But there was a danger that they wouldn't be secure there forever. They could've been auctioned off.

“Had things gone to auction, they could have gone anywhere," he said. "And that's why I was really glad that we could make an offer that was accepted, and we could keep everything together here in San Antonio.”

He declined to say what that offer was. But he described what he found behind those locked doors. “That includes the music library, the instruments, some of the historical archives and the audio recordings,” he said.

Most symphony musicians have their own instruments, but the ones the symphony possessed were extraordinary.

“There's a lot of percussion instruments — bass drum, tympani — and there's kind of unique instruments as well, like a wind machine and an alto flute, and a contra bassoon,” Petkovich said.

Perhaps even more valuable is the rich performance archive. “Basically everything that the symphony has recorded over the years," he added. "At least for the past ten years or so, it seems like we've been recording most of the concerts.”

Petkovich added that there was a very real chance that it will be heard once again. “If we have the right agreements in place, that becomes very easy. We're still working on that,” he said.

For the moment there’s much relief and happiness. But now, the real work begins.

Texas Public Radio is supported by contributors to the Arts & Culture News Desk including The Guillermo Nicolas & Jim Foster Art Fund, Patricia Pratchett, and the V.H. McNutt Memorial Foundation.

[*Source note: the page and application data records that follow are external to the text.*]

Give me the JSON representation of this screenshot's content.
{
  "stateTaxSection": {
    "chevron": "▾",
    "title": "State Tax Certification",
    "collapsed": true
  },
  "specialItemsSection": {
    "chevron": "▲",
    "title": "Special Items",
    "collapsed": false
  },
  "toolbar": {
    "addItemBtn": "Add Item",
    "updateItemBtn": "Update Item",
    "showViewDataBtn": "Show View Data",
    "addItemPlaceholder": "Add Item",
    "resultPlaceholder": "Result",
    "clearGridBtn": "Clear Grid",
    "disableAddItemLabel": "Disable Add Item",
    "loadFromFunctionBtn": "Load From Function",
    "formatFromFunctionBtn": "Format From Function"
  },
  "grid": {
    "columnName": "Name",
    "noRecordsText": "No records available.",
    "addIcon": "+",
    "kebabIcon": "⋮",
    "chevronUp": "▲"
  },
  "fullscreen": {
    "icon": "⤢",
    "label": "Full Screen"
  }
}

Jack Morgan can be reached at jack@tpr.org and on Twitter at @JackMorganii